◆ Try it: Please print the data shown below without any alteration.

◆ Supplied material:
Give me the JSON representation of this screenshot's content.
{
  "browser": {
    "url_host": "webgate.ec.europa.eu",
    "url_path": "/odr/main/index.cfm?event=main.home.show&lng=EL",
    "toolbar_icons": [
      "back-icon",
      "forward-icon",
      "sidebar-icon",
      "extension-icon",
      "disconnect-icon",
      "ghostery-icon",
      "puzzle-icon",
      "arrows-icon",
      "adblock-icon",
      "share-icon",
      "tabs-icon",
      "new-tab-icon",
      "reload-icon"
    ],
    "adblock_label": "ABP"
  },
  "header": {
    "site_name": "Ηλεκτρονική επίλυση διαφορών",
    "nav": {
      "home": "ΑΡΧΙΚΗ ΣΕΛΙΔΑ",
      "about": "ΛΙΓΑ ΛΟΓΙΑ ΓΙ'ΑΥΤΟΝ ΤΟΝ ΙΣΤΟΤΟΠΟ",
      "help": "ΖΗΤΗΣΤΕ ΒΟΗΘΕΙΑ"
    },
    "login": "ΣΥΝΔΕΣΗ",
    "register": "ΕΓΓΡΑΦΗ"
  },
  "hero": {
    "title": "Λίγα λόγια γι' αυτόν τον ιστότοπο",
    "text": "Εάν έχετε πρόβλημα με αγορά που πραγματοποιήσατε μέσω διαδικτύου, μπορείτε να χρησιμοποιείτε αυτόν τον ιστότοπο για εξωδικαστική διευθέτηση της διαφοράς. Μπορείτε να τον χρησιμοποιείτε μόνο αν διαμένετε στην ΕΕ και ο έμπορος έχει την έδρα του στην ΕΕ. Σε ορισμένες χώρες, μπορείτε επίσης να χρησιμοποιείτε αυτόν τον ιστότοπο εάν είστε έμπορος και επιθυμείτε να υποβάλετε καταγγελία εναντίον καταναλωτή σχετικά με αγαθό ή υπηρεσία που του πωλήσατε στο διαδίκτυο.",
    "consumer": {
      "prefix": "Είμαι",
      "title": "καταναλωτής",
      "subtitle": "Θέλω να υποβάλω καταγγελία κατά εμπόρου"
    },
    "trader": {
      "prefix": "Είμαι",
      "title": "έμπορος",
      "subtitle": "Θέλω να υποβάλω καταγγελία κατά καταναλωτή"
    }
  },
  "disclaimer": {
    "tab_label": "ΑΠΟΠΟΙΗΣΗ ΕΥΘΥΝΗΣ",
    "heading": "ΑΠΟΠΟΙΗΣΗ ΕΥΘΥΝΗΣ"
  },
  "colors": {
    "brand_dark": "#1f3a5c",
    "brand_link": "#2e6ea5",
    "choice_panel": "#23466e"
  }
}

◆ Exercise output:
Give me the JSON representation of this screenshot's content.
{
  "browser": {
    "url_host": "webgate.ec.europa.eu",
    "url_path": "/odr/main/index.cfm?event=main.home.show&lng=EL",
    "toolbar_icons": [
      "back-icon",
      "forward-icon",
      "sidebar-icon",
      "extension-icon",
      "disconnect-icon",
      "ghostery-icon",
      "puzzle-icon",
      "arrows-icon",
      "adblock-icon",
      "share-icon",
      "tabs-icon",
      "new-tab-icon",
      "reload-icon"
    ],
    "adblock_label": "ABP"
  },
  "header": {
    "site_name": "Ηλεκτρονική επίλυση διαφορών",
    "nav": {
      "home": "ΑΡΧΙΚΗ ΣΕΛΙΔΑ",
      "about": "ΛΙΓΑ ΛΟΓΙΑ ΓΙ'ΑΥΤΟΝ ΤΟΝ ΙΣΤΟΤΟΠΟ",
      "help": "ΖΗΤΗΣΤΕ ΒΟΗΘΕΙΑ"
    },
    "login": "ΣΥΝΔΕΣΗ",
    "register": "ΕΓΓΡΑΦΗ"
  },
  "hero": {
    "title": "Λίγα λόγια γι' αυτόν τον ιστότοπο",
    "text": "Εάν έχετε πρόβλημα με αγορά που πραγματοποιήσατε μέσω διαδικτύου, μπορείτε να χρησιμοποιείτε αυτόν τον ιστότοπο για εξωδικαστική διευθέτηση της διαφοράς. Μπορείτε να τον χρησιμοποιείτε μόνο αν διαμένετε στην ΕΕ και ο έμπορος έχει την έδρα του στην ΕΕ. Σε ορισμένες χώρες, μπορείτε επίσης να χρησιμοποιείτε αυτόν τον ιστότοπο εάν είστε έμπορος και επιθυμείτε να υποβάλετε καταγγελία εναντίον καταναλωτή σχετικά με αγαθό ή υπηρεσία που του πωλήσατε στο διαδίκτυο.",
    "consumer": {
      "prefix": "Είμαι",
      "title": "καταναλωτής",
      "subtitle": "Θέλω να υποβάλω καταγγελία κατά εμπόρου"
    },
    "trader": {
      "prefix": "Είμαι",
      "title": "έμπορος",
      "subtitle": "Θέλω να υποβάλω καταγγελία κατά καταναλωτή"
    }
  },
  "disclaimer": {
    "tab_label": "ΑΠΟΠΟΙΗΣΗ ΕΥΘΥΝΗΣ",
    "heading": "ΑΠΟΠΟΙΗΣΗ ΕΥΘΥΝΗΣ"
  },
  "colors": {
    "brand_dark": "#1f3a5c",
    "brand_link": "#2e6ea5",
    "choice_panel": "#23466e"
  }
}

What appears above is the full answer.